At the very core, there’s no difference between a medieval marketplace and Amazon.com. They both serve the same purpose: to be a place for sellers to present stuff to people looking to buy stuff. What differs is size, access, mobility, and payments. Out of these four, only mobility and payments make our lives easier: we don’t have to travel back and forth and we don’t have to carry the stuff we bought. And we don’t need cash at hand. As far as the other two are concerned, they confront us with a complexity we can’t cope with. The incentives and stimuli directing our daily lives become increasingly complicated and varied. As a result, we depend more and more on automated stereotyped behavior: subconsciously registering things in our brains and automatically act accordingly. We’d go pretty nuts otherwise.
So here we are as sellers in this global, online marketplace with access to virtually every human being on planet earth with an Internet connection and money to spend. The entire process, from sales to fulfillment and payment can be handled by the marketplace. In the near future, 3-D printers instantly produce your goods or robots pick your goods in the warehouse where you rent space, and drones deliver it to your customer’s doorstep. Sounds just great.
We can also still load stuff in our truck, drive to a town’s marketplace, pay for our spot and set up our market stall, and start selling. Some market stalls attract few people, others are crowded. Why is that? First and foremost, the seller is able to attract a crowd, usually by yelling and performing in a theatrical way. If what the stalls sells is good, people will return week after week. But the seller never stops his performance to attract people. The market seller knows that his or her stall must be crowded. Why? A crowded stall provides social proof and jump starts our automated stereotyped behavior.
A crowded market stall tells people that it must be a safe place to buy from. It also tells people the deals must be good, since lots of people are buying. We like to use other people’s brains; it saves us the effort. On the other hand, if the crowded market stall sells nothing that we are particularly interested in, we don’t even bother and at best just remember there were lots of people. In the Amazon world, our screens are yelling at us about the trending and the popular stuff. Just like the medieval merchant in the marketplace, our screens scream for our attention. Social proof is provided by peer reviews.
So here we are as buyers in this global, online marketplace with access to every seller on planet earth with a website and an offer on sale. And we are lazy. Amazon wants to be the global one-stop shop. Instead of searching the Internet for whatever product we’re looking for, we can turn to Amazon and find the items we want. One giant marketplace with lots of competing sellers and easy to find the stuff we’re looking for. Today, May 14th, 2017 I visited Amazon’s website, looked at the grocery department, searched for Candy & Chocolate and discovered 59,669 items. I can’t deal with that number.
What the yelling market vendor and Amazon have in common is that both understand human behavior and know how to trigger it. However, at a marketplace with, let’s say, 25 competing market stalls, you have to yell very loud and give an extraordinary performance to attract people. As a buyer, you keep eyes and ears open and follow the crowd to the best tomatoes you’ll ever eat. What’s the chance (y)our voice is heard online? Sure, it’s never been easier to have a voice online. Millions are. Again, what’s the chance our voice is heard?
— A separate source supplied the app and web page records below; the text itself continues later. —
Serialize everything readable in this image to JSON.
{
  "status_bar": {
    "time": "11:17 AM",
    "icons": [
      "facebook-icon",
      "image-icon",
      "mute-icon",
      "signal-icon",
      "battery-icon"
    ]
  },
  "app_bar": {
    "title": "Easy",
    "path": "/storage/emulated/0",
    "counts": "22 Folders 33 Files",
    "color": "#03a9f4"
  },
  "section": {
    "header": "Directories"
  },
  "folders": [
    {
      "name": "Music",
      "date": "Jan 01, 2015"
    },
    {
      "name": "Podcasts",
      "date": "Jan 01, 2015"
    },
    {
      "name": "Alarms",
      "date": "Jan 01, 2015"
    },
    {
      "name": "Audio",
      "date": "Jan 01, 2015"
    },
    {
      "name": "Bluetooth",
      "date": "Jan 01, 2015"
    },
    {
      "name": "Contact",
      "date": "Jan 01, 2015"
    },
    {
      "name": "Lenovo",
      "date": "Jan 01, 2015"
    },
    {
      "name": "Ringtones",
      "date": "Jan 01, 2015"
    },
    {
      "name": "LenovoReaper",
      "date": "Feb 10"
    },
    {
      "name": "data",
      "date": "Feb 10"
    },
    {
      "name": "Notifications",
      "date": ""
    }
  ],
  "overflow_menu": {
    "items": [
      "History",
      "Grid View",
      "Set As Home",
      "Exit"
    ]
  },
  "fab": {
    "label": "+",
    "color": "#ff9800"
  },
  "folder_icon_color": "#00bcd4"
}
The bottom line of what I’m conveying is that insight into human behavior is key, regardless of what you’re selling. Deep insight into human behavior allows us to understand customer preferences, and come up with triggers -actuators of behavior, and even with predictors of human behavior. We have the technology readily available. But not often the full, deep insight from immersion into the other.